The code above is executed immediately and we can see the result simply prints the the new Symbol with the namespace clojure-blogs.core and name result. The Vector has not yet been transformed and the mapping function has not yet actually been executed. All we have done here is build up a functional pipeline on the original Vector which will be later executed on one element or more elements if their resulting elements are required.

Now, lets actually use result in order to force evaluation of the mapping function and the production of our new Vector.

=> (2 4 6)

In the above code, we reference the result Symbol in the REPL. Now, result needs to be evaluated meaning that the functional pipeline that it references needs to be executed on each element to produce elements of the resulting sequence.
We are transforming every element of the Vector here but we could instead ask for one or more elements at a time meaning that the pipeline is, in turn, executed on each of these elements at a time to produce a new element. We can now clearly see that our map function has been eventually executed 3 times – 1 time for each number in the original Vector.


The declarative approach of Functional Programming can be a bit of a mind shift when coming from a more imperative OO background. It certainly was for me but it was a very positive mind shift. It makes for much more concise code and, in my opinion, it allows us to move up abstraction levels more easily and take on more complex problems without having to keep so much in our head at once.

I would always encourage other developers to stick with what might be a new way of thinking for them as it really can reap great rewards. I know, after years of writing imperative code, seeing more declarative code can seem a bit foreign and it can seem like it will take too long to get to grips with – especially when multiple data transformations like filters and maps are chained together. It is always a good approach to make sure that each of the smaller transformation functions and also the functions passed as parameters to them, are kept small, pure and well named. If it seems like its too much trying to understand a functional pipeline with multiple maps, filters flatMaps etc, I always think…”imagine if this had been written imperatively though and all the extra loops, branches and mutable state I would have to comprehend – all that extra stuff I would have to hold in my head” – I know.. if imperative code is well abstracted and organized, it should be easier to read but, in my opinion, writing declarative code can in itself bring us a step towards code that is easier to read, understand and maintain.

The declarative approach really shines when used in conjunction with laziness – complex functional pipelines that are only executed on an element of a data structure, if it is required for that element to be evaluated. These pipelines don’t even always need to have a tangible data structure to operate on, and can even produce their own data structures one element at a time – this is the concept of infinite sequences which I will get to in an upcoming blog post.

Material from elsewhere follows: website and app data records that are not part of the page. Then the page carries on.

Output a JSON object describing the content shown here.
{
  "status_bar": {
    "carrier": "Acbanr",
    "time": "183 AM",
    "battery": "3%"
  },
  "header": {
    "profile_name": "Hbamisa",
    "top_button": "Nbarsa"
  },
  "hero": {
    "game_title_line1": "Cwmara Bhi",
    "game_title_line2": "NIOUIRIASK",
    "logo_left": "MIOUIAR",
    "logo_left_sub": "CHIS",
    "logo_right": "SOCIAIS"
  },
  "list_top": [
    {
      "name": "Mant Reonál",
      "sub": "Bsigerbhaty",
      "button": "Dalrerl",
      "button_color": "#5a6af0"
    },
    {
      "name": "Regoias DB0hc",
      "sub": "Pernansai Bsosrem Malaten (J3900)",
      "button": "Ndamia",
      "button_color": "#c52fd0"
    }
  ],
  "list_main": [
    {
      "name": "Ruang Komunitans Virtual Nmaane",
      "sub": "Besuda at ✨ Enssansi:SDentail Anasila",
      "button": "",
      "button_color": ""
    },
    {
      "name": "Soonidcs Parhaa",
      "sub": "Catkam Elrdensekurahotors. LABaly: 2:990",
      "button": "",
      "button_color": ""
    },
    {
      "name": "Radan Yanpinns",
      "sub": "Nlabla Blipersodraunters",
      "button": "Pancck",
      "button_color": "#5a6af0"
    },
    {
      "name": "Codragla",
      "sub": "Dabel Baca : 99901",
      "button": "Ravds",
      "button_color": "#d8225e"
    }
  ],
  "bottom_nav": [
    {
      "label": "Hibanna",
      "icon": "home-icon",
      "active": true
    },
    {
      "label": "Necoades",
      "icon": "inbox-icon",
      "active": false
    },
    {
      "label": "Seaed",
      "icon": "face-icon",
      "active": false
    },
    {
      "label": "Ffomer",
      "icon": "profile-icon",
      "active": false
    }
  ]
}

Thanks so much for taking time to read this blog. I really hope it has helped in other peoples’ functional journeys.
Feel free to leave feedback in the comments.

Leave a Reply

Your email address will not be published. Required fields are marked *